Look through the data below and show every line that includes "emoji".

• [Raw data]:
● ● ● ●

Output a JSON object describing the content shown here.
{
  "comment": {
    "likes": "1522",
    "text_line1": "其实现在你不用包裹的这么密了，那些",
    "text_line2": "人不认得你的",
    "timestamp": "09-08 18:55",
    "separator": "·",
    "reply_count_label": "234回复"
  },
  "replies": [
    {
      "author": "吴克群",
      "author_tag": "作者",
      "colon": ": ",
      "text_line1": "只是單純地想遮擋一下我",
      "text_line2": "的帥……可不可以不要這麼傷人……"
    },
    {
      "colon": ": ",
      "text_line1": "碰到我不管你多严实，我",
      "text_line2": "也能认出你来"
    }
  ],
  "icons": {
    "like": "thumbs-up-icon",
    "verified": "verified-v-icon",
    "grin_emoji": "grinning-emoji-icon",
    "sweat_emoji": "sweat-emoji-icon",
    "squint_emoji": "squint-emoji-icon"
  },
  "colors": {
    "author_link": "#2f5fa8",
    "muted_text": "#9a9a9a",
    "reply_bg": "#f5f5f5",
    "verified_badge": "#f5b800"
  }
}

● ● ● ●

• [Result below]:
    "grin_emoji": "grinning-emoji-icon",
    "sweat_emoji": "sweat-emoji-icon",
    "squint_emoji": "squint-emoji-icon"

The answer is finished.